TASK DIRECTIONS:
When a line of the records contains "What", copy it.

● ● ● ●

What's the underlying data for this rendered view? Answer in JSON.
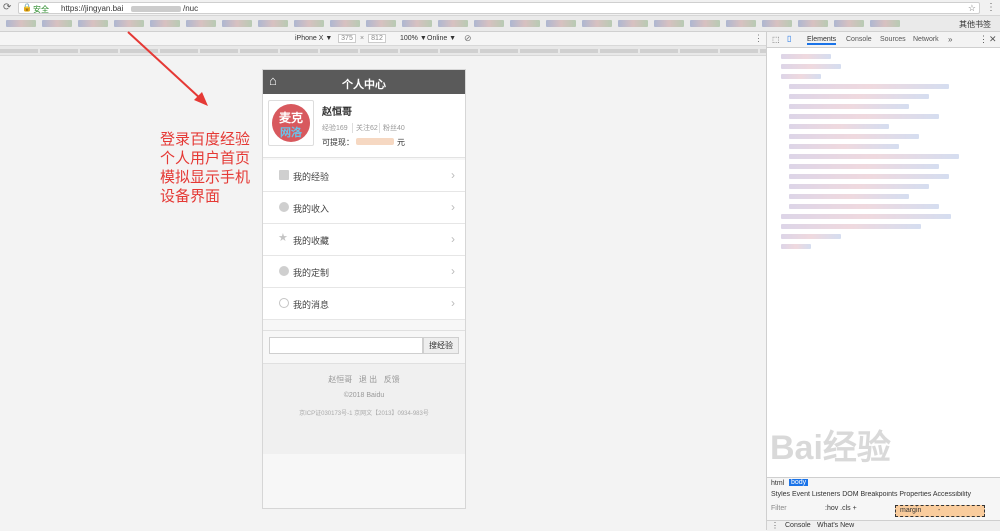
{
  "browser": {
    "secure_label": "安全",
    "url": "https://jingyan.bai",
    "url_tail": "/nuc",
    "bookmark_other": "其他书签"
  },
  "device_toolbar": {
    "device": "iPhone X ▼",
    "width": "375",
    "x": "×",
    "height": "812",
    "zoom": "100% ▼",
    "network": "Online ▼"
  },
  "phone": {
    "header_title": "个人中心",
    "user": {
      "name": "赵恒哥",
      "stats": [
        "经验169",
        "关注62",
        "粉丝40"
      ],
      "withdraw_label": "可提现：",
      "withdraw_suffix": "元",
      "avatar_text_1": "麦克",
      "avatar_text_2": "网洛"
    },
    "menu": [
      {
        "label": "我的经验"
      },
      {
        "label": "我的收入"
      },
      {
        "label": "我的收藏"
      },
      {
        "label": "我的定制"
      },
      {
        "label": "我的消息"
      }
    ],
    "search": {
      "button": "搜经验",
      "placeholder": ""
    },
    "footer": {
      "links": [
        "赵恒哥",
        "退 出",
        "反馈"
      ],
      "copyright": "©2018 Baidu",
      "icp": "京ICP证030173号-1 京网文【2013】0934-983号"
    }
  },
  "annotation": {
    "lines": [
      "登录百度经验",
      "个人用户首页",
      "模拟显示手机",
      "设备界面"
    ]
  },
  "devtools": {
    "tabs": [
      "Elements",
      "Console",
      "Sources",
      "Network",
      "»"
    ],
    "breadcrumb": [
      "html",
      "body"
    ],
    "styles_tabs": "Styles  Event Listeners  DOM Breakpoints  Properties  Accessibility",
    "filter_label": "Filter",
    "filter_tools": ":hov  .cls  +",
    "margin_label": "margin",
    "margin_value": "-",
    "drawer_tabs": [
      "Console",
      "What's New"
    ]
  },
  "watermark": "Bai经验",
  "colors": {
    "annotation": "#e53935",
    "header": "#5a5a5a"
  }
}
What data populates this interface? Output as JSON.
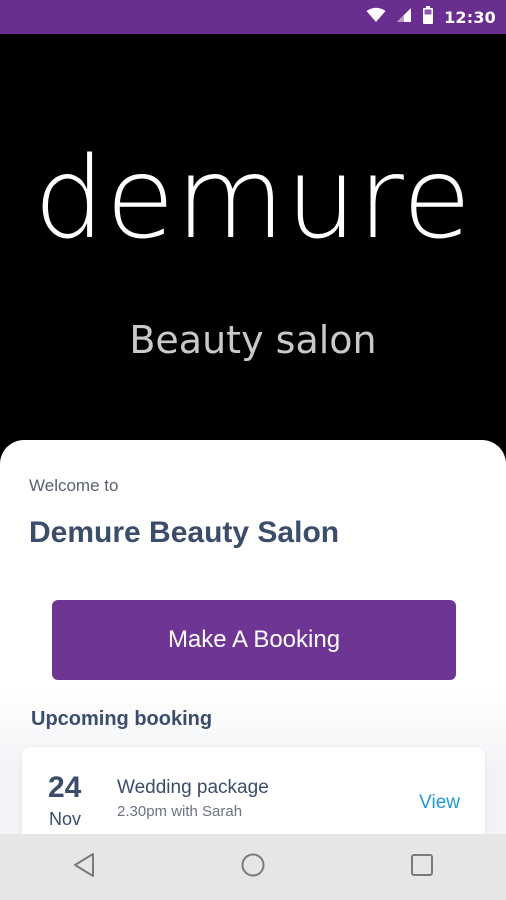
{
  "status_bar": {
    "time": "12:30",
    "icons": [
      "wifi-icon",
      "cellular-signal-icon",
      "battery-icon"
    ],
    "background_color": "#6a2e91"
  },
  "hero": {
    "logo_word": "demure",
    "logo_subtitle": "Beauty salon",
    "background_color": "#000000"
  },
  "welcome": {
    "label": "Welcome to",
    "salon_name": "Demure Beauty Salon"
  },
  "actions": {
    "make_booking_label": "Make A Booking",
    "button_color": "#6f3594"
  },
  "upcoming": {
    "title": "Upcoming booking",
    "booking": {
      "day": "24",
      "month": "Nov",
      "service": "Wedding package",
      "detail": "2.30pm with Sarah",
      "view_label": "View"
    }
  },
  "nav_bar": {
    "buttons": [
      "back-icon",
      "home-icon",
      "recents-icon"
    ]
  },
  "colors": {
    "heading": "#3b4d6b",
    "link": "#1f9ad6"
  }
}
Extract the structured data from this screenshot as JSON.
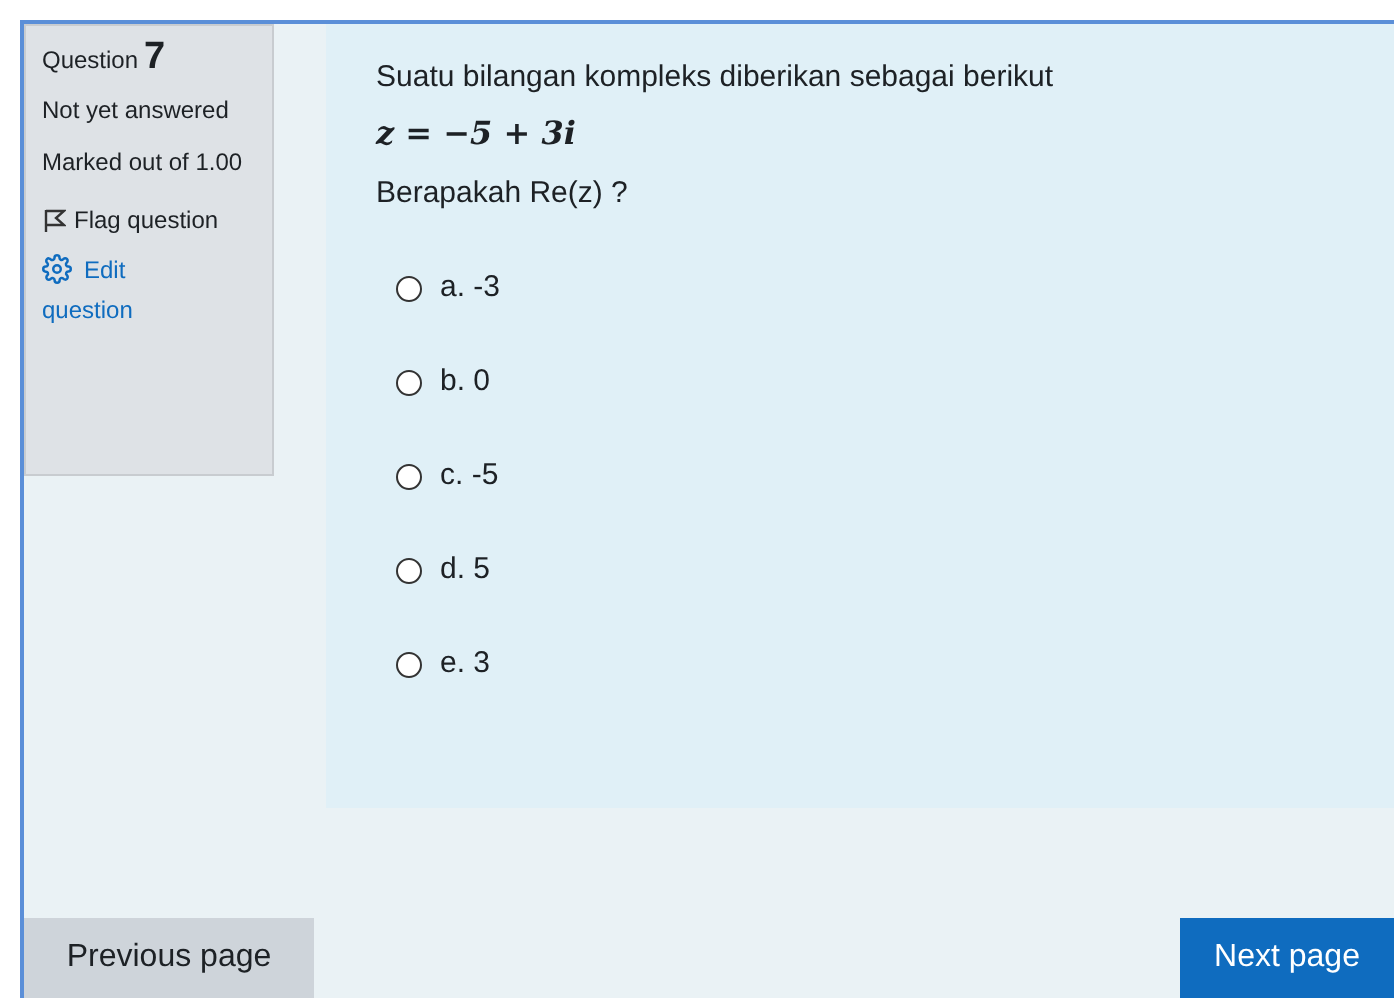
{
  "info": {
    "question_label": "Question",
    "question_number": "7",
    "status": "Not yet answered",
    "marks": "Marked out of 1.00",
    "flag": {
      "label": "Flag question",
      "flagged": false
    },
    "edit": "Edit question"
  },
  "question": {
    "prompt": "Suatu bilangan kompleks diberikan sebagai berikut",
    "formula": "z = −5 + 3i",
    "ask": "Berapakah Re(z) ?",
    "options": [
      {
        "label": "a. -3",
        "selected": false
      },
      {
        "label": "b. 0",
        "selected": false
      },
      {
        "label": "c. -5",
        "selected": false
      },
      {
        "label": "d. 5",
        "selected": false
      },
      {
        "label": "e. 3",
        "selected": false
      }
    ]
  },
  "nav": {
    "previous": "Previous page",
    "next": "Next page"
  }
}
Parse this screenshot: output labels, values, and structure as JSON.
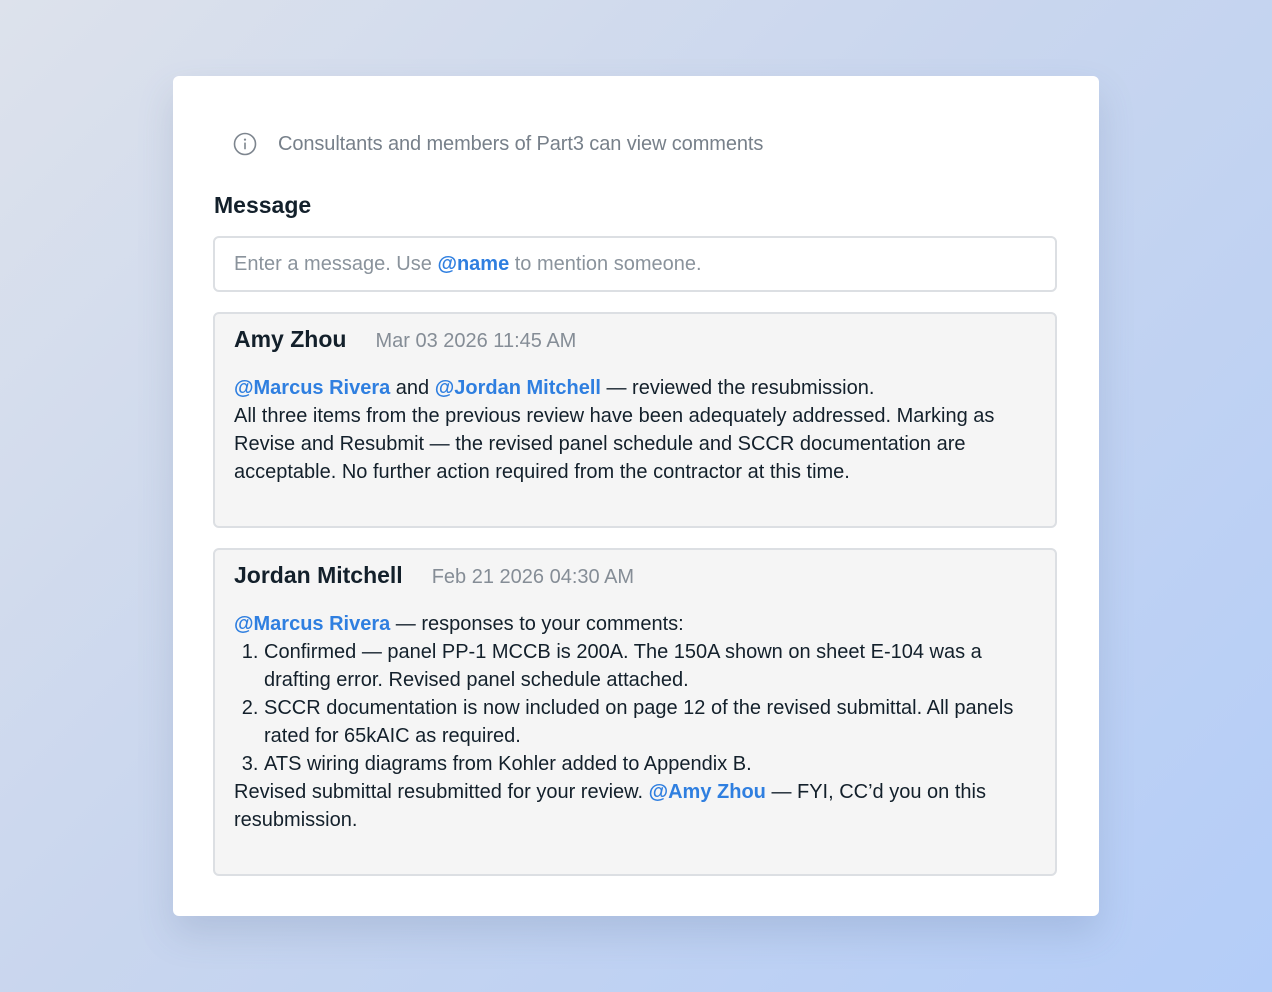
{
  "notice": {
    "icon": "info-icon",
    "text": "Consultants and members of Part3 can view comments"
  },
  "message": {
    "label": "Message",
    "placeholder_before": "Enter a message. Use ",
    "placeholder_mention": "@name",
    "placeholder_after": " to mention someone."
  },
  "colors": {
    "mention": "#2f7fe0",
    "muted": "#77808a",
    "comment_bg": "#f5f5f5"
  },
  "comments": [
    {
      "author": "Amy Zhou",
      "timestamp": "Mar 03 2026 11:45 AM",
      "mention_1": "@Marcus Rivera",
      "connector": " and ",
      "mention_2": "@Jordan Mitchell",
      "line_1_rest": " — reviewed the resubmission.",
      "paragraph": "All three items from the previous review have been adequately addressed. Marking as Revise and Resubmit — the revised panel schedule and SCCR documentation are acceptable. No further action required from the contractor at this time."
    },
    {
      "author": "Jordan Mitchell",
      "timestamp": "Feb 21 2026 04:30 AM",
      "mention_1": "@Marcus Rivera",
      "line_1_rest": " — responses to your comments:",
      "items": [
        "Confirmed — panel PP-1 MCCB is 200A. The 150A shown on sheet E-104 was a drafting error. Revised panel schedule attached.",
        "SCCR documentation is now included on page 12 of the revised submittal. All panels rated for 65kAIC as required.",
        "ATS wiring diagrams from Kohler added to Appendix B."
      ],
      "closing_before": "Revised submittal resubmitted for your review. ",
      "closing_mention": "@Amy Zhou",
      "closing_after": " — FYI, CC’d you on this resubmission."
    }
  ]
}
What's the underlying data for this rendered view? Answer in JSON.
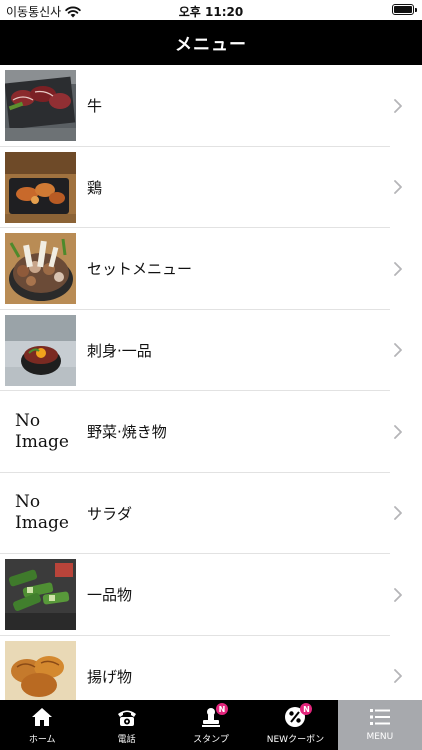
{
  "status_bar": {
    "carrier": "이동통신사",
    "time": "오후 11:20"
  },
  "header": {
    "title": "メニュー"
  },
  "menu": {
    "items": [
      {
        "label": "牛",
        "image": "photo"
      },
      {
        "label": "鶏",
        "image": "photo"
      },
      {
        "label": "セットメニュー",
        "image": "photo"
      },
      {
        "label": "刺身·一品",
        "image": "photo"
      },
      {
        "label": "野菜·焼き物",
        "image": "none",
        "no_image_line1": "No",
        "no_image_line2": "Image"
      },
      {
        "label": "サラダ",
        "image": "none",
        "no_image_line1": "No",
        "no_image_line2": "Image"
      },
      {
        "label": "一品物",
        "image": "photo"
      },
      {
        "label": "揚げ物",
        "image": "photo"
      }
    ]
  },
  "tab_bar": {
    "tabs": [
      {
        "label": "ホーム",
        "icon": "home-icon"
      },
      {
        "label": "電話",
        "icon": "phone-icon"
      },
      {
        "label": "スタンプ",
        "icon": "stamp-icon",
        "badge": "N"
      },
      {
        "label": "NEWクーポン",
        "icon": "coupon-icon",
        "badge": "N"
      },
      {
        "label": "MENU",
        "icon": "menu-list-icon",
        "active": true
      }
    ]
  },
  "colors": {
    "header_bg": "#000000",
    "tab_bar_bg": "#000000",
    "active_tab_bg": "#a7a9ad",
    "badge": "#e3257c"
  }
}
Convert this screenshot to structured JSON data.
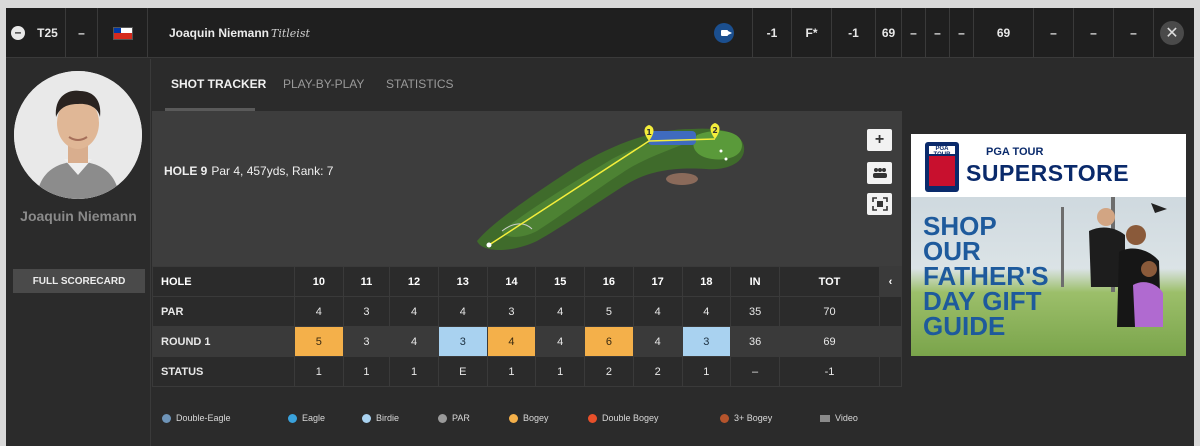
{
  "header": {
    "position": "T25",
    "today": "–",
    "player_name": "Joaquin Niemann",
    "sponsor": "Titleist",
    "score_to_par": "-1",
    "thru": "F*",
    "round_score": "-1",
    "r1": "69",
    "r2": "–",
    "r3": "–",
    "r4": "–",
    "total": "69",
    "c1": "–",
    "c2": "–",
    "c3": "–"
  },
  "sidebar": {
    "name": "Joaquin Niemann",
    "full_scorecard": "FULL SCORECARD"
  },
  "tabs": [
    "SHOT TRACKER",
    "PLAY-BY-PLAY",
    "STATISTICS"
  ],
  "hole": {
    "label": "HOLE 9",
    "details": "Par 4, 457yds, Rank: 7"
  },
  "map_controls": {
    "zoom": "+"
  },
  "scorecard": {
    "columns": [
      "HOLE",
      "10",
      "11",
      "12",
      "13",
      "14",
      "15",
      "16",
      "17",
      "18",
      "IN",
      "TOT"
    ],
    "rows": [
      {
        "label": "PAR",
        "values": [
          "4",
          "3",
          "4",
          "4",
          "3",
          "4",
          "5",
          "4",
          "4",
          "35",
          "70"
        ]
      },
      {
        "label": "ROUND 1",
        "values": [
          "5",
          "3",
          "4",
          "3",
          "4",
          "4",
          "6",
          "4",
          "3",
          "36",
          "69"
        ]
      },
      {
        "label": "STATUS",
        "values": [
          "1",
          "1",
          "1",
          "E",
          "1",
          "1",
          "2",
          "2",
          "1",
          "–",
          "-1"
        ]
      }
    ],
    "round_marks": [
      "bogey",
      "",
      "",
      "birdie",
      "bogey",
      "",
      "bogey",
      "",
      "birdie",
      "",
      ""
    ]
  },
  "legend": [
    {
      "label": "Double-Eagle",
      "color": "#6e94b8"
    },
    {
      "label": "Eagle",
      "color": "#3aa2dc"
    },
    {
      "label": "Birdie",
      "color": "#a9d2f0"
    },
    {
      "label": "PAR",
      "color": "#9a9a9a"
    },
    {
      "label": "Bogey",
      "color": "#f4b04a"
    },
    {
      "label": "Double Bogey",
      "color": "#e8502a"
    },
    {
      "label": "3+ Bogey",
      "color": "#b5542c"
    },
    {
      "label": "Video",
      "color": "#8a8a8a"
    }
  ],
  "ad": {
    "brand_top": "PGA TOUR",
    "brand_main": "SUPERSTORE",
    "shield_text": "PGA TOUR",
    "headline": [
      "SHOP",
      "OUR",
      "FATHER'S",
      "DAY GIFT",
      "GUIDE"
    ]
  }
}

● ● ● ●

RESULT OF THIS TASK:
What's the underlying data for this rendered view? Answer in JSON.
      "What's New"
What data populates this interface? Output as JSON.
What's the underlying data for this rendered view? Answer in JSON.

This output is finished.